Work item: Look through the material beneath and copy each line with the word "text".

+-------+

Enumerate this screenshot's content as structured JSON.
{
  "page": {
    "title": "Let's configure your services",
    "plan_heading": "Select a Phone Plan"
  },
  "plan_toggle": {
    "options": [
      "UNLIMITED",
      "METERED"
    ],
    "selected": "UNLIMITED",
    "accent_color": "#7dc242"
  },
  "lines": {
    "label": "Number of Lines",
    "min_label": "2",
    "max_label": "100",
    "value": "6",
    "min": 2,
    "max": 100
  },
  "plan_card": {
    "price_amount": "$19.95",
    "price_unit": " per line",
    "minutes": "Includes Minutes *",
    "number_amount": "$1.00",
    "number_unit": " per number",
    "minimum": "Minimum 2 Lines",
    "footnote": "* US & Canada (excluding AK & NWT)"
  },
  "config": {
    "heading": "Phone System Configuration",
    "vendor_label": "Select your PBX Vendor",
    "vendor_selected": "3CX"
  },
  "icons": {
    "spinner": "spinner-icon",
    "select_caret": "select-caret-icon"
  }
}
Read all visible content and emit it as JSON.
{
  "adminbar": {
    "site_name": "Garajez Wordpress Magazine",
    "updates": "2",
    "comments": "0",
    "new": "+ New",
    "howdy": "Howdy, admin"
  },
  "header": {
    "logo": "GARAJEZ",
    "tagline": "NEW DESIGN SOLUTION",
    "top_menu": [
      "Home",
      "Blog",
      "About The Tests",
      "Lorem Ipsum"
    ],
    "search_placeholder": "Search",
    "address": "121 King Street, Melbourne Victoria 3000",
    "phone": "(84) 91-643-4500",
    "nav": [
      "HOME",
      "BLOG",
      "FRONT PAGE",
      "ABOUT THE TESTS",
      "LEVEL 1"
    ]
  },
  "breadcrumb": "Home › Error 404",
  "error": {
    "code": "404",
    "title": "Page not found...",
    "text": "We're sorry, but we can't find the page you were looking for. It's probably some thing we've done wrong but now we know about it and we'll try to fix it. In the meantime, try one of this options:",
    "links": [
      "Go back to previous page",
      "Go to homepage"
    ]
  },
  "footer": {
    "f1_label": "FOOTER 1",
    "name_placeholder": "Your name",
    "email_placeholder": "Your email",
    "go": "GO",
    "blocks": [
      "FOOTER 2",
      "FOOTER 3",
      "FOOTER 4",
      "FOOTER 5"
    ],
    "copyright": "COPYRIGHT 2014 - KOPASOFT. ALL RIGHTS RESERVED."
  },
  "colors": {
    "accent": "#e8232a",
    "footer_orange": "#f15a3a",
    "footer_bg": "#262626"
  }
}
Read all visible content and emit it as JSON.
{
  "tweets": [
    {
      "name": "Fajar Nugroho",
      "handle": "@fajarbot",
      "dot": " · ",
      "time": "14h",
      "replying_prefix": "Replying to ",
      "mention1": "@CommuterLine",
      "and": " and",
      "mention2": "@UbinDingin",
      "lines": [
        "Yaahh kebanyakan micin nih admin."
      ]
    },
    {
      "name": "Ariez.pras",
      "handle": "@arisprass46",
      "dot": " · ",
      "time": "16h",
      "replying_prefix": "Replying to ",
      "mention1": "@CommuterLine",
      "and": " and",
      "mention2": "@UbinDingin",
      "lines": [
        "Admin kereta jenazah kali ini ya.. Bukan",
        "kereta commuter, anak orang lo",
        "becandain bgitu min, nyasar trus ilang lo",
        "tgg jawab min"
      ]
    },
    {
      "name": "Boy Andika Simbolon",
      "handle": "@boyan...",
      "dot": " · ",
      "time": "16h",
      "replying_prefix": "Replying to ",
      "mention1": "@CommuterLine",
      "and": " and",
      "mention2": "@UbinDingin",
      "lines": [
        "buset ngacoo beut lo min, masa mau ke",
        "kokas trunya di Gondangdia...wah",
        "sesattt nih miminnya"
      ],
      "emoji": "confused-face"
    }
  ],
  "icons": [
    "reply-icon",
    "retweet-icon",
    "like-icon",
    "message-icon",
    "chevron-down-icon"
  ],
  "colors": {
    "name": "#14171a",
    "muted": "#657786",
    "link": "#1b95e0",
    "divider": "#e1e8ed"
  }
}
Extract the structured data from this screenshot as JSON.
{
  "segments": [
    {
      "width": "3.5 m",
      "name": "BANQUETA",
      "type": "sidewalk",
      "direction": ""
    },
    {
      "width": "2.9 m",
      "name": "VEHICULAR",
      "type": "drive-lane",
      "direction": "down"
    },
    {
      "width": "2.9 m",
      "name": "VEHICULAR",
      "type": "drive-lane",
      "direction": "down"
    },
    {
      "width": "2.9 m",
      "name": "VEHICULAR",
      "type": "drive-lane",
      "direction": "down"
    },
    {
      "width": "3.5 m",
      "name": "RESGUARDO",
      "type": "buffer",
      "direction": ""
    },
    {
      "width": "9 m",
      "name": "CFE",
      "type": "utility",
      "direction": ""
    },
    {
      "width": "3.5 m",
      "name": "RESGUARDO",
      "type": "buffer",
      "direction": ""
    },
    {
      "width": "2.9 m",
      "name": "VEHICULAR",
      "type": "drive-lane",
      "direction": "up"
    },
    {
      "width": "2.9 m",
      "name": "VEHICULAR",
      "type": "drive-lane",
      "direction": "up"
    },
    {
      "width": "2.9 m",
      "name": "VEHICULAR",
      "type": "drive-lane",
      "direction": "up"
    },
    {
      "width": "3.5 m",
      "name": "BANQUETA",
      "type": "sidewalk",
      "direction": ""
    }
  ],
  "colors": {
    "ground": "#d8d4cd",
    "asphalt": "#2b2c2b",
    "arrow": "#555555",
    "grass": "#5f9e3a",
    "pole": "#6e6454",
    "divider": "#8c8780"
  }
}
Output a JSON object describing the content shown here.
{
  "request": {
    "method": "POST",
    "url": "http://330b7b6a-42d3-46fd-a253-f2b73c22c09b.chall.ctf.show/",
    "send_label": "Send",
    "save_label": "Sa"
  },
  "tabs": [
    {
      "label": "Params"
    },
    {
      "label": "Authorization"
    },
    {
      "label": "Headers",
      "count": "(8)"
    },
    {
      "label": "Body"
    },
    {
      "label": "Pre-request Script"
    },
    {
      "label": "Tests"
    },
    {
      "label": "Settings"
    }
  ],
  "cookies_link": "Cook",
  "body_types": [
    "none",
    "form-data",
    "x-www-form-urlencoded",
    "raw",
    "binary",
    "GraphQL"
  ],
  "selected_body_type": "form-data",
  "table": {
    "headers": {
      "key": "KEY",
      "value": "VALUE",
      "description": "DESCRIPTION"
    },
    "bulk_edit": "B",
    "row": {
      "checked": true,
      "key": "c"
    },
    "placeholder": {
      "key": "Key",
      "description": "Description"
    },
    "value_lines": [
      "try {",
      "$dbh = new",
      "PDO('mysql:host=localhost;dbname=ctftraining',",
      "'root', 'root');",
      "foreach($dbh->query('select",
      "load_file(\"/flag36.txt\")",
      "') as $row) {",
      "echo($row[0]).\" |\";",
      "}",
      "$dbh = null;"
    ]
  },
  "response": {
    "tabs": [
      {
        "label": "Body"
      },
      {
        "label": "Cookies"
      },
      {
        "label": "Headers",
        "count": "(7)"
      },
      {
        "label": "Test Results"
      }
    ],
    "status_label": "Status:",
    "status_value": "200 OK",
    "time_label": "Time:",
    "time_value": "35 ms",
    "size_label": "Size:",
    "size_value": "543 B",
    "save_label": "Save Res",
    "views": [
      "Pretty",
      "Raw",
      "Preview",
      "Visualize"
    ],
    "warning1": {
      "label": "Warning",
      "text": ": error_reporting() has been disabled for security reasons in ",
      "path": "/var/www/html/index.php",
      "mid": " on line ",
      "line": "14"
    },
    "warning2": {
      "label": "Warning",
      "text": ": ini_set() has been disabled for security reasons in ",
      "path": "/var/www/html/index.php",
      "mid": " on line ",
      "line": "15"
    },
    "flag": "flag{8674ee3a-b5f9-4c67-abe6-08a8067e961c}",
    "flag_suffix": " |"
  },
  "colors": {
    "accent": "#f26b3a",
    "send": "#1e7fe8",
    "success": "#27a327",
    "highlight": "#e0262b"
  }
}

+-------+

Solution for this problem:
    "text": "We're sorry, but we can't find the page you were looking for. It's probably some thing we've done wrong but now we know about it and we'll try to fix it. In the meantime, try one of this options:",
      "text": ": error_reporting() has been disabled for security reasons in ",
      "text": ": ini_set() has been disabled for security reasons in ",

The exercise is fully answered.